Entries from a dataset of interfaces:
|---|

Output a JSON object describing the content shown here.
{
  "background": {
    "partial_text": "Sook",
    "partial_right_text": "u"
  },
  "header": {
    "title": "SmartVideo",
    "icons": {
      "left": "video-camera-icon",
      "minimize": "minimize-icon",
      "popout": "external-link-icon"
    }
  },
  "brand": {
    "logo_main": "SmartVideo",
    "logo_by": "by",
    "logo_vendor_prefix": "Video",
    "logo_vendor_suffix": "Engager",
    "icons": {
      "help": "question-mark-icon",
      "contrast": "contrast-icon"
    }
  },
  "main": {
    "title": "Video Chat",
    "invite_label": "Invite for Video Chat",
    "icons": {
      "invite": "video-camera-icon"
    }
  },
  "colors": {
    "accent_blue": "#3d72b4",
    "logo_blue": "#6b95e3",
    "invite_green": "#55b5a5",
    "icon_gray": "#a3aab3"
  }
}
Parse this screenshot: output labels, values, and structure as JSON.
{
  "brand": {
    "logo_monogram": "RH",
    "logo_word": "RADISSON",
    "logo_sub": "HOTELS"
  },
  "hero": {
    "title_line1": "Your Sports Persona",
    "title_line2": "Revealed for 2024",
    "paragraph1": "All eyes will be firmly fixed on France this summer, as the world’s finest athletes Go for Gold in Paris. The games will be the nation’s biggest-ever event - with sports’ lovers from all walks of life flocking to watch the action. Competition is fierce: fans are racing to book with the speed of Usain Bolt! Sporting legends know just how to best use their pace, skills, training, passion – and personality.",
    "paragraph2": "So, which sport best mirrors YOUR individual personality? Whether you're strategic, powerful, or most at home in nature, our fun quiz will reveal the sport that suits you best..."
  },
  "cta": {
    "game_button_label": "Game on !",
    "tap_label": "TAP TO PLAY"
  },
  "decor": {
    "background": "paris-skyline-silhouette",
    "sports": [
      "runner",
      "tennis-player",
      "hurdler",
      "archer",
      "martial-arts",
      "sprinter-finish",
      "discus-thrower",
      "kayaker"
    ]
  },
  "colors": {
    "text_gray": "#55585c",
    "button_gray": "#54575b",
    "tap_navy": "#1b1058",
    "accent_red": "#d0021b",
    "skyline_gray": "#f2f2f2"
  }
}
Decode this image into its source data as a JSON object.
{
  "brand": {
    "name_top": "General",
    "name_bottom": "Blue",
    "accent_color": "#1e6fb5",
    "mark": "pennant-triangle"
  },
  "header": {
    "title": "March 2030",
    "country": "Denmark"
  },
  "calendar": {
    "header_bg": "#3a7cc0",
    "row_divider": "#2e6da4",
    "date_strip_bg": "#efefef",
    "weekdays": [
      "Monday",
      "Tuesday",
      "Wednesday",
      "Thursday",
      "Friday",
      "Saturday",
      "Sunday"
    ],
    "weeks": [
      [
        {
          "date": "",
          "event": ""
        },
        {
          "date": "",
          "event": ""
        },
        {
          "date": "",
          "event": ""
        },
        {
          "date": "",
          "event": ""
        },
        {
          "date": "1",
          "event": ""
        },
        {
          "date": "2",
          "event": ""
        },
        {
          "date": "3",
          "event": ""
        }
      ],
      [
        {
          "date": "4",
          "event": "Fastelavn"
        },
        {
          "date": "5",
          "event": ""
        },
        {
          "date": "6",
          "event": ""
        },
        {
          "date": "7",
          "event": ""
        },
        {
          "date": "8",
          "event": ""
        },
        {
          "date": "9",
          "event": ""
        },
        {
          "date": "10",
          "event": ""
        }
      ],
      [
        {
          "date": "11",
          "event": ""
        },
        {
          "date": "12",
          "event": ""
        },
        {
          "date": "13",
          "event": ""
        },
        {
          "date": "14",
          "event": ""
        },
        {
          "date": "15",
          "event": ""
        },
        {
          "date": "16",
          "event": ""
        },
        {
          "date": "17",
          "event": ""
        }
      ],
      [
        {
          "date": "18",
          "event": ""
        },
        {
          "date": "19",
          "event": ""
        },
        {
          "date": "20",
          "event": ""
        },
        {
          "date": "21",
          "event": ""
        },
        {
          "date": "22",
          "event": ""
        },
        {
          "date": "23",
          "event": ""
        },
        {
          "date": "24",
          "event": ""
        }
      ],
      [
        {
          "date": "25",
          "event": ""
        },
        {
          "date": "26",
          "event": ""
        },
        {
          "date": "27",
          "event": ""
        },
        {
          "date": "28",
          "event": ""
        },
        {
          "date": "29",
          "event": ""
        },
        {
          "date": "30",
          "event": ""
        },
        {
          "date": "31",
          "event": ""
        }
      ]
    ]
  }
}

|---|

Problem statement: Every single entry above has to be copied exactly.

Output:
Output a JSON object describing the content shown here.
{
  "background": {
    "partial_text": "Sook",
    "partial_right_text": "u"
  },
  "header": {
    "title": "SmartVideo",
    "icons": {
      "left": "video-camera-icon",
      "minimize": "minimize-icon",
      "popout": "external-link-icon"
    }
  },
  "brand": {
    "logo_main": "SmartVideo",
    "logo_by": "by",
    "logo_vendor_prefix": "Video",
    "logo_vendor_suffix": "Engager",
    "icons": {
      "help": "question-mark-icon",
      "contrast": "contrast-icon"
    }
  },
  "main": {
    "title": "Video Chat",
    "invite_label": "Invite for Video Chat",
    "icons": {
      "invite": "video-camera-icon"
    }
  },
  "colors": {
    "accent_blue": "#3d72b4",
    "logo_blue": "#6b95e3",
    "invite_green": "#55b5a5",
    "icon_gray": "#a3aab3"
  }
}
Parse this screenshot: output labels, values, and structure as JSON.
{
  "brand": {
    "logo_monogram": "RH",
    "logo_word": "RADISSON",
    "logo_sub": "HOTELS"
  },
  "hero": {
    "title_line1": "Your Sports Persona",
    "title_line2": "Revealed for 2024",
    "paragraph1": "All eyes will be firmly fixed on France this summer, as the world’s finest athletes Go for Gold in Paris. The games will be the nation’s biggest-ever event - with sports’ lovers from all walks of life flocking to watch the action. Competition is fierce: fans are racing to book with the speed of Usain Bolt! Sporting legends know just how to best use their pace, skills, training, passion – and personality.",
    "paragraph2": "So, which sport best mirrors YOUR individual personality? Whether you're strategic, powerful, or most at home in nature, our fun quiz will reveal the sport that suits you best..."
  },
  "cta": {
    "game_button_label": "Game on !",
    "tap_label": "TAP TO PLAY"
  },
  "decor": {
    "background": "paris-skyline-silhouette",
    "sports": [
      "runner",
      "tennis-player",
      "hurdler",
      "archer",
      "martial-arts",
      "sprinter-finish",
      "discus-thrower",
      "kayaker"
    ]
  },
  "colors": {
    "text_gray": "#55585c",
    "button_gray": "#54575b",
    "tap_navy": "#1b1058",
    "accent_red": "#d0021b",
    "skyline_gray": "#f2f2f2"
  }
}
Decode this image into its source data as a JSON object.
{
  "brand": {
    "name_top": "General",
    "name_bottom": "Blue",
    "accent_color": "#1e6fb5",
    "mark": "pennant-triangle"
  },
  "header": {
    "title": "March 2030",
    "country": "Denmark"
  },
  "calendar": {
    "header_bg": "#3a7cc0",
    "row_divider": "#2e6da4",
    "date_strip_bg": "#efefef",
    "weekdays": [
      "Monday",
      "Tuesday",
      "Wednesday",
      "Thursday",
      "Friday",
      "Saturday",
      "Sunday"
    ],
    "weeks": [
      [
        {
          "date": "",
          "event": ""
        },
        {
          "date": "",
          "event": ""
        },
        {
          "date": "",
          "event": ""
        },
        {
          "date": "",
          "event": ""
        },
        {
          "date": "1",
          "event": ""
        },
        {
          "date": "2",
          "event": ""
        },
        {
          "date": "3",
          "event": ""
        }
      ],
      [
        {
          "date": "4",
          "event": "Fastelavn"
        },
        {
          "date": "5",
          "event": ""
        },
        {
          "date": "6",
          "event": ""
        },
        {
          "date": "7",
          "event": ""
        },
        {
          "date": "8",
          "event": ""
        },
        {
          "date": "9",
          "event": ""
        },
        {
          "date": "10",
          "event": ""
        }
      ],
      [
        {
          "date": "11",
          "event": ""
        },
        {
          "date": "12",
          "event": ""
        },
        {
          "date": "13",
          "event": ""
        },
        {
          "date": "14",
          "event": ""
        },
        {
          "date": "15",
          "event": ""
        },
        {
          "date": "16",
          "event": ""
        },
        {
          "date": "17",
          "event": ""
        }
      ],
      [
        {
          "date": "18",
          "event": ""
        },
        {
          "date": "19",
          "event": ""
        },
        {
          "date": "20",
          "event": ""
        },
        {
          "date": "21",
          "event": ""
        },
        {
          "date": "22",
          "event": ""
        },
        {
          "date": "23",
          "event": ""
        },
        {
          "date": "24",
          "event": ""
        }
      ],
      [
        {
          "date": "25",
          "event": ""
        },
        {
          "date": "26",
          "event": ""
        },
        {
          "date": "27",
          "event": ""
        },
        {
          "date": "28",
          "event": ""
        },
        {
          "date": "29",
          "event": ""
        },
        {
          "date": "30",
          "event": ""
        },
        {
          "date": "31",
          "event": ""
        }
      ]
    ]
  }
}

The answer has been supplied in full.